Sibling partnership: A make-or-break phase
Business Families Foundation says that “a sibling partnership is a partnership of brothers and sisters who inherit — totally or in part — a family business developed by the previous generation. There may be other owners in the partnership from previous or succeeding family generations, but typically the ownership and leadership is concentrated among siblings from the same generation. The most crucial challenges for a sibling partnership is to manage entitlement by virtue of the offspring’s birthright and team leadership. Sibling partnerships often struggle with defining what they view as rights versus responsibilities and ownership versus stewardship of the business(es) and family assets.”
Over time, this natural transition and conflict (the shift over generations from founder to family owner/managers to cousin consortium) can strain family relationships. The family leader may impede growth because he or she does not have time to make all the necessary decisions. A number of skilled executives may be hired in response, which promotes the development of new cultures within the organization. Another scenario is when the children would manage the business without non-family members, further fueling conflicts.
For the business to grow and remain competitive, institutionalizing behavior and reinforcing the organization with new talent is imperative. This is where a family code of behavior (FCoB) becomes a powerful enabler to safeguard the growth momentum. This is one critical and important document that most Asian family enterprises sorely lack. Setting this valuable governance charter aside can render a family constitution inoperable and useless.
Why is a code of behavior important?
Fundamentally, it all boils down to the SPA (structure, policies and accountability). A FCoB is a set of rules that help manage the conflicts that might happen. A well-written code provides clarity and imposes rules on family members that are correlated with standards of professional conduct. It also articulates the values the organization wishes to foster among leaders and family members who are active in the business. In doing so, it defines and regulates behavior of every family member whether working or not.
The main objectives of a FCoB are the following:
— Formulates the rules, roles, rights and responsibilities and accountability of family members (4Rs and A);
— Identifies problems and solve them before they happen;
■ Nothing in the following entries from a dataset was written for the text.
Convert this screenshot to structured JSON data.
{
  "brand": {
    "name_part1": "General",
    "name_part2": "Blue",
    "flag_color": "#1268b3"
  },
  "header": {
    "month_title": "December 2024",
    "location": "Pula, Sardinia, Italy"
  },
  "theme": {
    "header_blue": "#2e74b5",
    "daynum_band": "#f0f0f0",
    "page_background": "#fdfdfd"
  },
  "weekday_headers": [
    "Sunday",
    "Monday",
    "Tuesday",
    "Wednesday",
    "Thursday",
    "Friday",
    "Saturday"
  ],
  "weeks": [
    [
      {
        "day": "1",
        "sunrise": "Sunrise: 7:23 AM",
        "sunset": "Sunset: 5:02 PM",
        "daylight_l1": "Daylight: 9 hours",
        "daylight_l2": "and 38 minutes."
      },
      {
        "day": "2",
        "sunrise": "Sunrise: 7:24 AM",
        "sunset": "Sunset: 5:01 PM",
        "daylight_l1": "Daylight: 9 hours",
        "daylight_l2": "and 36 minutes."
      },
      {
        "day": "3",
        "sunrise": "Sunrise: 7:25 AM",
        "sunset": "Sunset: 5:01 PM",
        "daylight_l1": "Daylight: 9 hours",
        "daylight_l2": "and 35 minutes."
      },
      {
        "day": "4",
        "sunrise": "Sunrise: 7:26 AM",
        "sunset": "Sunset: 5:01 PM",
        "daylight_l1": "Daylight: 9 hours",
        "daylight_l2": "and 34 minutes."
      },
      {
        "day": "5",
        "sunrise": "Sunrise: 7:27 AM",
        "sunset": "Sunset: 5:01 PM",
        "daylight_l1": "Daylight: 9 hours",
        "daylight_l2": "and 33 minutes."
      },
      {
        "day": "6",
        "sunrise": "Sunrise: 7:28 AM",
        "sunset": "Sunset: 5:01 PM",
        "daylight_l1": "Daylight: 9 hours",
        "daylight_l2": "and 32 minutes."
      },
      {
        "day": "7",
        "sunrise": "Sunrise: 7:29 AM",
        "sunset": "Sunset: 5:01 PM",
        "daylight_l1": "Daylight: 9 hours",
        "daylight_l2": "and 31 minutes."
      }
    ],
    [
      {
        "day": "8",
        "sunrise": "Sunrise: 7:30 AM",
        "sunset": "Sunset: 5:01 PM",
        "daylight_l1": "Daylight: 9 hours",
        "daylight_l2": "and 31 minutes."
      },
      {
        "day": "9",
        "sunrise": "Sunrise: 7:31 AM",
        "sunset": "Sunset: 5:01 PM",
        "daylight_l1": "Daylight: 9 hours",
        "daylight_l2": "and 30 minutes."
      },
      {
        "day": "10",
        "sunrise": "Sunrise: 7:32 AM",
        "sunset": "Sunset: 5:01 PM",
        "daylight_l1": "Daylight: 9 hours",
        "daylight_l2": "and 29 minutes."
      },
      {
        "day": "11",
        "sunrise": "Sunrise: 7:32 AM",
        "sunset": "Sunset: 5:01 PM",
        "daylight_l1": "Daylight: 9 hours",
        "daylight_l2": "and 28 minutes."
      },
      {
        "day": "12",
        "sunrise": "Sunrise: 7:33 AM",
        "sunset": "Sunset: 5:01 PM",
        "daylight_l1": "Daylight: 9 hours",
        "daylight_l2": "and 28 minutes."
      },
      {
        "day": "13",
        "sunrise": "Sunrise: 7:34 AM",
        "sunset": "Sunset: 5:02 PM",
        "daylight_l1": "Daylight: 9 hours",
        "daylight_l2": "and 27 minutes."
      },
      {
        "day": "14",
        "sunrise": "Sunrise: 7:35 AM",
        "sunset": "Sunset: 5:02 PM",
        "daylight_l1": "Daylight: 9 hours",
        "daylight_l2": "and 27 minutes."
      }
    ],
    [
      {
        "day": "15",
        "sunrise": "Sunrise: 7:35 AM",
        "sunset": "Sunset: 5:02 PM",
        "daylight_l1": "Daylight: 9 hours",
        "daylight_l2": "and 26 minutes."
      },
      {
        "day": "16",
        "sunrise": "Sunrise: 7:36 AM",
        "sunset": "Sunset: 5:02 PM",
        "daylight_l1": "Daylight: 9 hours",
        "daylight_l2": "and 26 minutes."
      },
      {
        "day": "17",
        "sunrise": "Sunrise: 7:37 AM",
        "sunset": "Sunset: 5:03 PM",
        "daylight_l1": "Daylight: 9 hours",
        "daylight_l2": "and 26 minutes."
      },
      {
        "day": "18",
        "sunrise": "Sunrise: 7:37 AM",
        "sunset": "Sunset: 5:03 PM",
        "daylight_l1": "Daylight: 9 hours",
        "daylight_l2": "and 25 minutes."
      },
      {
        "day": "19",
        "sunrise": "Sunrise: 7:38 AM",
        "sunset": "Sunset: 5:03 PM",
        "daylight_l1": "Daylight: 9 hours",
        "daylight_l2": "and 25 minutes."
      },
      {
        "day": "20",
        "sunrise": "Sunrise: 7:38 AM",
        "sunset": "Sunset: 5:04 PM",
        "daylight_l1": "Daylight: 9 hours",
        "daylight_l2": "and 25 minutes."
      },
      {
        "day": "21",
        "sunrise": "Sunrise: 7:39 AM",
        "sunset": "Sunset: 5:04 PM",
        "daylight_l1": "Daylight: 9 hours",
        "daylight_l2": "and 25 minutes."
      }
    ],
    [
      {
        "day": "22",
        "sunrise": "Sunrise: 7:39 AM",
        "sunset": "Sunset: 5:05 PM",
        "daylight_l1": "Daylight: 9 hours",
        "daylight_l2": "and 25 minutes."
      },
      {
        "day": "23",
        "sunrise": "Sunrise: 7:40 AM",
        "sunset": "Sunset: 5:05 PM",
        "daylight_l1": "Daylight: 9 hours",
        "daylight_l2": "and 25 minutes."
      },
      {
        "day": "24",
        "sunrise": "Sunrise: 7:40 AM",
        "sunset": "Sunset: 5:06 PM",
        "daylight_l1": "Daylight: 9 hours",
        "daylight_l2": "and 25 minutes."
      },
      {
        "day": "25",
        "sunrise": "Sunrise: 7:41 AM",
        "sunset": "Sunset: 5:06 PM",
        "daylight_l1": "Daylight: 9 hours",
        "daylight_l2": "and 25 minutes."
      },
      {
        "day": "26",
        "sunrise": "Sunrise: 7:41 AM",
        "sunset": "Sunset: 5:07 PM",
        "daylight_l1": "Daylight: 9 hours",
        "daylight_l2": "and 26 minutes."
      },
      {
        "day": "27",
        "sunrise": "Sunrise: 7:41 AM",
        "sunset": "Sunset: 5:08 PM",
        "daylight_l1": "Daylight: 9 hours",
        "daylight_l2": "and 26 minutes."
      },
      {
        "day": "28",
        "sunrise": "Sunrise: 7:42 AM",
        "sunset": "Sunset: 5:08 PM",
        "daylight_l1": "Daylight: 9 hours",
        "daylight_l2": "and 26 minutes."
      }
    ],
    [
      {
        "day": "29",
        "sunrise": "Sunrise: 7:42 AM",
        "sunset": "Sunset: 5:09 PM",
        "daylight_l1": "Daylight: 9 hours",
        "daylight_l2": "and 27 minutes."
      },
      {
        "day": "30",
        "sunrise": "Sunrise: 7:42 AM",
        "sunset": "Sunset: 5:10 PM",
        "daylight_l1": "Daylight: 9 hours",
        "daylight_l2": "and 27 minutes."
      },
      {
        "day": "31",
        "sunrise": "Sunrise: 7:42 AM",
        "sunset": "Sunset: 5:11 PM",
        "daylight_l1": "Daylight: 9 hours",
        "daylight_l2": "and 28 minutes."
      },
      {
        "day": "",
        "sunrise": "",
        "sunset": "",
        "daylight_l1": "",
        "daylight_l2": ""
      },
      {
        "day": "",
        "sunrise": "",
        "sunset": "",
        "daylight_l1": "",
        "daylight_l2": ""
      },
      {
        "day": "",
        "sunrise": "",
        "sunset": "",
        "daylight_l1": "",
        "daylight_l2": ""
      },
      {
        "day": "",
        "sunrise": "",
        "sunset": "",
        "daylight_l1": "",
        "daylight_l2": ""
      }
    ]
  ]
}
— Creates decision-making simulations by ensuring that policy formation is informed and objective, rather than based on emotion;
— Reduce family tension in the future;
— Increase the likelihood of long-term business and family success, survival and prosperity; and
— Strengthen the family with the experience in coming to an agreement.
Additionally, the code provides a set of rules and expectations that an individual adheres to in compliance with his or her being a member of the family. It is essential for any type of family to prevent problems from emerging and hostile situations from occurring among its members. Any group dynamic can be volatile and, once it simmers, become very difficult to handle. A FCoB is necessary to establish common ground among members who have differing points of views and needs.
In the end, a group that values and adheres to such a code would remain solid and resilient because there are constant elements being followed. These are shared goals, family and work standards, scope, accepted behavior, and disciplinary measures.
Prof. Enrique Soriano 3rd is an author; World Bank/IFC governance consultant; senior advisor of Post and Powell Singapore; and executive director of the Wong + Bernstein Family Advisory Group, a research and consulting firm in Asia that serves family businesses and family foundations. He was the chairman of the marketing cluster at the Ateneo Graduate School of Business in Manila, and is currently a visiting senior fellow of the IPMI International School in Jakarta.